The “roguelike” mode touted as a stretch goal on the 2015 Kickstarter campaign behind Bloodstained: Ritual Of The Night will not be made, the developers have announced, to be replaced with a smaller feature. Roguelike Dungeon was the stretch goal for $5m (£3.9m), and the campaign hit that. The mode would rebuild the Castlevania ’em up as a a roguelikelike, sending players to plunder procedurally-generated dungeons. But now, eight months after the finished game launched, the devs say they can’t make that and have binned it. Instead, they plan to make a Randomizer Mode shuffling item locations. The mode doesn’t sound bad in itself but ditching a funded stretch goal isn’t great.
In 2015, ArtPlay pitched Roguelike Dungeon with the explanation: “In this mode you’ll face a new castle every time, braving its treacherous (and massive) halls for loot, glory, and the simple, satisfying feeling of going where no Miriam has gone before.” That won’t happen.

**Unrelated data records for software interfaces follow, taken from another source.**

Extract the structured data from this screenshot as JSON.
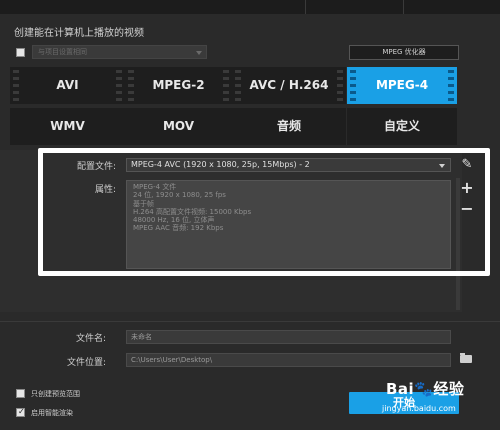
{
  "window": {
    "title_bar_label": ""
  },
  "section": {
    "title": "创建能在计算机上播放的视频"
  },
  "top_controls": {
    "disabled_checkbox_label": "与项目设置相同",
    "optimizer_button": "MPEG 优化器"
  },
  "formats": [
    {
      "label": "AVI",
      "active": false
    },
    {
      "label": "MPEG-2",
      "active": false
    },
    {
      "label": "AVC / H.264",
      "active": false
    },
    {
      "label": "MPEG-4",
      "active": true
    },
    {
      "label": "WMV",
      "active": false
    },
    {
      "label": "MOV",
      "active": false
    },
    {
      "label": "音频",
      "active": false
    },
    {
      "label": "自定义",
      "active": false
    }
  ],
  "profile": {
    "label": "配置文件:",
    "value": "MPEG-4 AVC (1920 x 1080, 25p, 15Mbps) - 2"
  },
  "properties": {
    "label": "属性:",
    "lines": [
      "MPEG-4 文件",
      "24 位, 1920 x 1080, 25 fps",
      "基于帧",
      "H.264 高配置文件视频: 15000 Kbps",
      "48000 Hz, 16 位, 立体声",
      "MPEG AAC 音频: 192 Kbps"
    ]
  },
  "side_icons": {
    "edit": "✎",
    "add": "+",
    "remove": "−"
  },
  "file": {
    "name_label": "文件名:",
    "name_value": "未命名",
    "location_label": "文件位置:",
    "location_value": "C:\\Users\\User\\Desktop\\"
  },
  "options": {
    "preview_only_label": "只创建预览范围",
    "smart_render_label": "启用智能渲染",
    "preview_only_checked": false,
    "smart_render_checked": true
  },
  "start_button": "开始",
  "watermark": {
    "brand": "Bai",
    "paw": "🐾",
    "suffix": "经验",
    "url": "jingyan.baidu.com"
  },
  "colors": {
    "accent": "#1aa0e6",
    "background": "#2a2a2a",
    "tile": "#1e1e1e"
  }
}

“Unfortunately, the code that was created early in the game’s development is not currently compatible with this type of gameplay (especially a procedurally generated castle). Due to this, we regret to announce that we will not be developing Roguelike as part of the project’s planned stretch goals,” publishers 505 Games announced this week.

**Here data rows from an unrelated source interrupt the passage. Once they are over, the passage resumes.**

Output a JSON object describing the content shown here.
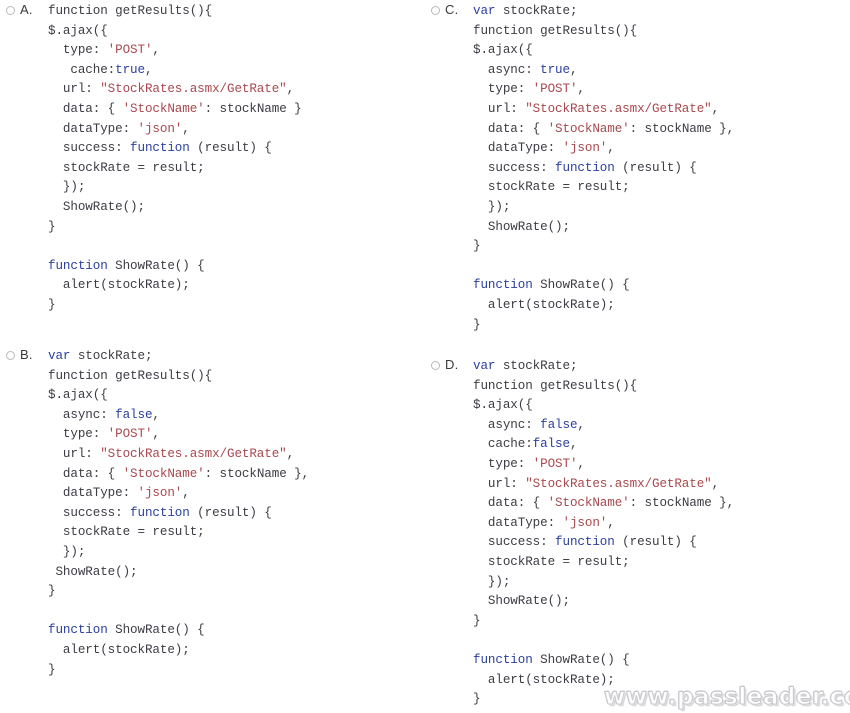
{
  "question": {
    "type": "multiple-choice-code",
    "watermark": "www.passleader.com"
  },
  "choices": [
    {
      "id": "A",
      "letter": "A.",
      "selected": false,
      "code_plain": "function getResults(){\n$.ajax({\n  type: 'POST',\n   cache:true,\n  url: \"StockRates.asmx/GetRate\",\n  data: { 'StockName': stockName }\n  dataType: 'json',\n  success: function (result) {\n  stockRate = result;\n  });\n  ShowRate();\n}\n\nfunction ShowRate() {\n  alert(stockRate);\n}",
      "lines": [
        [
          {
            "t": "function getResults(){",
            "c": "pl"
          }
        ],
        [
          {
            "t": "$.ajax({",
            "c": "pl"
          }
        ],
        [
          {
            "t": "  type: ",
            "c": "pl"
          },
          {
            "t": "'POST'",
            "c": "str"
          },
          {
            "t": ",",
            "c": "pl"
          }
        ],
        [
          {
            "t": "   cache:",
            "c": "pl"
          },
          {
            "t": "true",
            "c": "kw"
          },
          {
            "t": ",",
            "c": "pl"
          }
        ],
        [
          {
            "t": "  url: ",
            "c": "pl"
          },
          {
            "t": "\"StockRates.asmx/GetRate\"",
            "c": "str"
          },
          {
            "t": ",",
            "c": "pl"
          }
        ],
        [
          {
            "t": "  data: { ",
            "c": "pl"
          },
          {
            "t": "'StockName'",
            "c": "str"
          },
          {
            "t": ": stockName }",
            "c": "pl"
          }
        ],
        [
          {
            "t": "  dataType: ",
            "c": "pl"
          },
          {
            "t": "'json'",
            "c": "str"
          },
          {
            "t": ",",
            "c": "pl"
          }
        ],
        [
          {
            "t": "  success: ",
            "c": "pl"
          },
          {
            "t": "function",
            "c": "kw"
          },
          {
            "t": " (result) {",
            "c": "pl"
          }
        ],
        [
          {
            "t": "  stockRate = result;",
            "c": "pl"
          }
        ],
        [
          {
            "t": "  });",
            "c": "pl"
          }
        ],
        [
          {
            "t": "  ShowRate();",
            "c": "pl"
          }
        ],
        [
          {
            "t": "}",
            "c": "pl"
          }
        ],
        [
          {
            "t": "",
            "c": "pl"
          }
        ],
        [
          {
            "t": "function",
            "c": "kw"
          },
          {
            "t": " ShowRate() {",
            "c": "pl"
          }
        ],
        [
          {
            "t": "  alert(stockRate);",
            "c": "pl"
          }
        ],
        [
          {
            "t": "}",
            "c": "pl"
          }
        ]
      ]
    },
    {
      "id": "B",
      "letter": "B.",
      "selected": false,
      "code_plain": "var stockRate;\nfunction getResults(){\n$.ajax({\n  async: false,\n  type: 'POST',\n  url: \"StockRates.asmx/GetRate\",\n  data: { 'StockName': stockName },\n  dataType: 'json',\n  success: function (result) {\n  stockRate = result;\n  });\n ShowRate();\n}\n\nfunction ShowRate() {\n  alert(stockRate);\n}",
      "lines": [
        [
          {
            "t": "var",
            "c": "kw"
          },
          {
            "t": " stockRate;",
            "c": "pl"
          }
        ],
        [
          {
            "t": "function getResults(){",
            "c": "pl"
          }
        ],
        [
          {
            "t": "$.ajax({",
            "c": "pl"
          }
        ],
        [
          {
            "t": "  async: ",
            "c": "pl"
          },
          {
            "t": "false",
            "c": "kw"
          },
          {
            "t": ",",
            "c": "pl"
          }
        ],
        [
          {
            "t": "  type: ",
            "c": "pl"
          },
          {
            "t": "'POST'",
            "c": "str"
          },
          {
            "t": ",",
            "c": "pl"
          }
        ],
        [
          {
            "t": "  url: ",
            "c": "pl"
          },
          {
            "t": "\"StockRates.asmx/GetRate\"",
            "c": "str"
          },
          {
            "t": ",",
            "c": "pl"
          }
        ],
        [
          {
            "t": "  data: { ",
            "c": "pl"
          },
          {
            "t": "'StockName'",
            "c": "str"
          },
          {
            "t": ": stockName },",
            "c": "pl"
          }
        ],
        [
          {
            "t": "  dataType: ",
            "c": "pl"
          },
          {
            "t": "'json'",
            "c": "str"
          },
          {
            "t": ",",
            "c": "pl"
          }
        ],
        [
          {
            "t": "  success: ",
            "c": "pl"
          },
          {
            "t": "function",
            "c": "kw"
          },
          {
            "t": " (result) {",
            "c": "pl"
          }
        ],
        [
          {
            "t": "  stockRate = result;",
            "c": "pl"
          }
        ],
        [
          {
            "t": "  });",
            "c": "pl"
          }
        ],
        [
          {
            "t": " ShowRate();",
            "c": "pl"
          }
        ],
        [
          {
            "t": "}",
            "c": "pl"
          }
        ],
        [
          {
            "t": "",
            "c": "pl"
          }
        ],
        [
          {
            "t": "function",
            "c": "kw"
          },
          {
            "t": " ShowRate() {",
            "c": "pl"
          }
        ],
        [
          {
            "t": "  alert(stockRate);",
            "c": "pl"
          }
        ],
        [
          {
            "t": "}",
            "c": "pl"
          }
        ]
      ]
    },
    {
      "id": "C",
      "letter": "C.",
      "selected": false,
      "code_plain": "var stockRate;\nfunction getResults(){\n$.ajax({\n  async: true,\n  type: 'POST',\n  url: \"StockRates.asmx/GetRate\",\n  data: { 'StockName': stockName },\n  dataType: 'json',\n  success: function (result) {\n  stockRate = result;\n  });\n  ShowRate();\n}\n\nfunction ShowRate() {\n  alert(stockRate);\n}",
      "lines": [
        [
          {
            "t": "var",
            "c": "kw"
          },
          {
            "t": " stockRate;",
            "c": "pl"
          }
        ],
        [
          {
            "t": "function getResults(){",
            "c": "pl"
          }
        ],
        [
          {
            "t": "$.ajax({",
            "c": "pl"
          }
        ],
        [
          {
            "t": "  async: ",
            "c": "pl"
          },
          {
            "t": "true",
            "c": "kw"
          },
          {
            "t": ",",
            "c": "pl"
          }
        ],
        [
          {
            "t": "  type: ",
            "c": "pl"
          },
          {
            "t": "'POST'",
            "c": "str"
          },
          {
            "t": ",",
            "c": "pl"
          }
        ],
        [
          {
            "t": "  url: ",
            "c": "pl"
          },
          {
            "t": "\"StockRates.asmx/GetRate\"",
            "c": "str"
          },
          {
            "t": ",",
            "c": "pl"
          }
        ],
        [
          {
            "t": "  data: { ",
            "c": "pl"
          },
          {
            "t": "'StockName'",
            "c": "str"
          },
          {
            "t": ": stockName },",
            "c": "pl"
          }
        ],
        [
          {
            "t": "  dataType: ",
            "c": "pl"
          },
          {
            "t": "'json'",
            "c": "str"
          },
          {
            "t": ",",
            "c": "pl"
          }
        ],
        [
          {
            "t": "  success: ",
            "c": "pl"
          },
          {
            "t": "function",
            "c": "kw"
          },
          {
            "t": " (result) {",
            "c": "pl"
          }
        ],
        [
          {
            "t": "  stockRate = result;",
            "c": "pl"
          }
        ],
        [
          {
            "t": "  });",
            "c": "pl"
          }
        ],
        [
          {
            "t": "  ShowRate();",
            "c": "pl"
          }
        ],
        [
          {
            "t": "}",
            "c": "pl"
          }
        ],
        [
          {
            "t": "",
            "c": "pl"
          }
        ],
        [
          {
            "t": "function",
            "c": "kw"
          },
          {
            "t": " ShowRate() {",
            "c": "pl"
          }
        ],
        [
          {
            "t": "  alert(stockRate);",
            "c": "pl"
          }
        ],
        [
          {
            "t": "}",
            "c": "pl"
          }
        ]
      ]
    },
    {
      "id": "D",
      "letter": "D.",
      "selected": false,
      "code_plain": "var stockRate;\nfunction getResults(){\n$.ajax({\n  async: false,\n  cache:false,\n  type: 'POST',\n  url: \"StockRates.asmx/GetRate\",\n  data: { 'StockName': stockName },\n  dataType: 'json',\n  success: function (result) {\n  stockRate = result;\n  });\n  ShowRate();\n}\n\nfunction ShowRate() {\n  alert(stockRate);\n}",
      "lines": [
        [
          {
            "t": "var",
            "c": "kw"
          },
          {
            "t": " stockRate;",
            "c": "pl"
          }
        ],
        [
          {
            "t": "function getResults(){",
            "c": "pl"
          }
        ],
        [
          {
            "t": "$.ajax({",
            "c": "pl"
          }
        ],
        [
          {
            "t": "  async: ",
            "c": "pl"
          },
          {
            "t": "false",
            "c": "kw"
          },
          {
            "t": ",",
            "c": "pl"
          }
        ],
        [
          {
            "t": "  cache:",
            "c": "pl"
          },
          {
            "t": "false",
            "c": "kw"
          },
          {
            "t": ",",
            "c": "pl"
          }
        ],
        [
          {
            "t": "  type: ",
            "c": "pl"
          },
          {
            "t": "'POST'",
            "c": "str"
          },
          {
            "t": ",",
            "c": "pl"
          }
        ],
        [
          {
            "t": "  url: ",
            "c": "pl"
          },
          {
            "t": "\"StockRates.asmx/GetRate\"",
            "c": "str"
          },
          {
            "t": ",",
            "c": "pl"
          }
        ],
        [
          {
            "t": "  data: { ",
            "c": "pl"
          },
          {
            "t": "'StockName'",
            "c": "str"
          },
          {
            "t": ": stockName },",
            "c": "pl"
          }
        ],
        [
          {
            "t": "  dataType: ",
            "c": "pl"
          },
          {
            "t": "'json'",
            "c": "str"
          },
          {
            "t": ",",
            "c": "pl"
          }
        ],
        [
          {
            "t": "  success: ",
            "c": "pl"
          },
          {
            "t": "function",
            "c": "kw"
          },
          {
            "t": " (result) {",
            "c": "pl"
          }
        ],
        [
          {
            "t": "  stockRate = result;",
            "c": "pl"
          }
        ],
        [
          {
            "t": "  });",
            "c": "pl"
          }
        ],
        [
          {
            "t": "  ShowRate();",
            "c": "pl"
          }
        ],
        [
          {
            "t": "}",
            "c": "pl"
          }
        ],
        [
          {
            "t": "",
            "c": "pl"
          }
        ],
        [
          {
            "t": "function",
            "c": "kw"
          },
          {
            "t": " ShowRate() {",
            "c": "pl"
          }
        ],
        [
          {
            "t": "  alert(stockRate);",
            "c": "pl"
          }
        ],
        [
          {
            "t": "}",
            "c": "pl"
          }
        ]
      ]
    }
  ],
  "colors": {
    "keyword": "#2b3fa0",
    "string": "#a8494f",
    "plain": "#3c3c44",
    "radio_border": "#b9b9bd",
    "background": "#ffffff",
    "watermark": "#d6d6da"
  }
}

“We know this is a mode that many of you were eagerly anticipating and we apologise that we will not be able to make it happen as planned.”
In its place, the Randomizer Mode will offer a variety of options to shuffle item spawns, putting everything in different places. The idea is popular in mods these days, making games a different sort of challenge for repeat playthroughs. Everything from Dark Souls to The Legend Of Zelda has a random mod these days. It’s not Roguelike Dungeon though, is it.

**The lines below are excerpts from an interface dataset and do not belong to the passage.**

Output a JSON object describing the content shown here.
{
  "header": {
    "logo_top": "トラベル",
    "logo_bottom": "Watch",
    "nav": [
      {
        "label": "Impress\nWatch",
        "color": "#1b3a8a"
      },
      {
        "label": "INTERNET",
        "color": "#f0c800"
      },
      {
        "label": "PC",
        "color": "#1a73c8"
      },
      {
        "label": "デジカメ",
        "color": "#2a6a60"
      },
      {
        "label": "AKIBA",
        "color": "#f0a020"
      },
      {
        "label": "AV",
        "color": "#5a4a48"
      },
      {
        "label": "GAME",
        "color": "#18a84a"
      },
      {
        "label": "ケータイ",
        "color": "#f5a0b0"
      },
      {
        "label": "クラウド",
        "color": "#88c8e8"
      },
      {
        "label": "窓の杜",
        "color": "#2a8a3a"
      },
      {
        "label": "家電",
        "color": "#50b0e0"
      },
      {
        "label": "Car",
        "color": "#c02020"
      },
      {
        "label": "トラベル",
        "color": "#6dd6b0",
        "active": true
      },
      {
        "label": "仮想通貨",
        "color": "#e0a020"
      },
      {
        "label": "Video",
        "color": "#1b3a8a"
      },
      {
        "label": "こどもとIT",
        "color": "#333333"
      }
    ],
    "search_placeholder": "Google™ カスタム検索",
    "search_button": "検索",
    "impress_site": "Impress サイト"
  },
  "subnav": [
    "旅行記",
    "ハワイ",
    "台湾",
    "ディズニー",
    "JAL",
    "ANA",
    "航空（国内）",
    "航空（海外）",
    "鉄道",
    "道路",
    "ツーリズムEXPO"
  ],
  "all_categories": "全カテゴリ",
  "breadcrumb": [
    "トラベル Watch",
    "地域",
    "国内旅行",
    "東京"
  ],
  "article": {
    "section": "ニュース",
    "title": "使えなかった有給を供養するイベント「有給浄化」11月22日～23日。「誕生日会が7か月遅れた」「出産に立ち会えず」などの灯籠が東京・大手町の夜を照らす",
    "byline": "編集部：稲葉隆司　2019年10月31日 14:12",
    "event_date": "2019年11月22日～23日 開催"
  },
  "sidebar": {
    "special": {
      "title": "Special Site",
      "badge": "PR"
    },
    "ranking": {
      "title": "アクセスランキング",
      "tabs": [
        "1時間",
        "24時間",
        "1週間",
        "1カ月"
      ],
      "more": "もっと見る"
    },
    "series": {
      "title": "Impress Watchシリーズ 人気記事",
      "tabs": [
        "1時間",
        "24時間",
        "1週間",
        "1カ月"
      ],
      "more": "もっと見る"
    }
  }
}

Games will always change from their original planned form across years of development, so I’m never surprised or put out when a finished game deviates from its original Kickstarter pitch. I do think it’s different with stretch goals to fund specific features. The Kickstarter page’s list of stretch goals even said that “in addition to funding the creation of physical discs, the main purpose of this Kickstarter is to fund stretch goals”. This stretch goal was funded. This stretch goal is not being made. Don’t tout it if you’re not certain you’ll make it.
Stretch goals are usually rubbo though, aren’t they? They too often keep cramming more and more into a game, bloating it with secondary features beyond the original scope. This means development draws on and the game is often worse. I do recognise they’re hugely useful as an event to galvanise fans and draw extra crowdfunding pledges but I wish they weren’t necessary.
For more on the game, check out our Bloodstained: Ritual Of The Night review.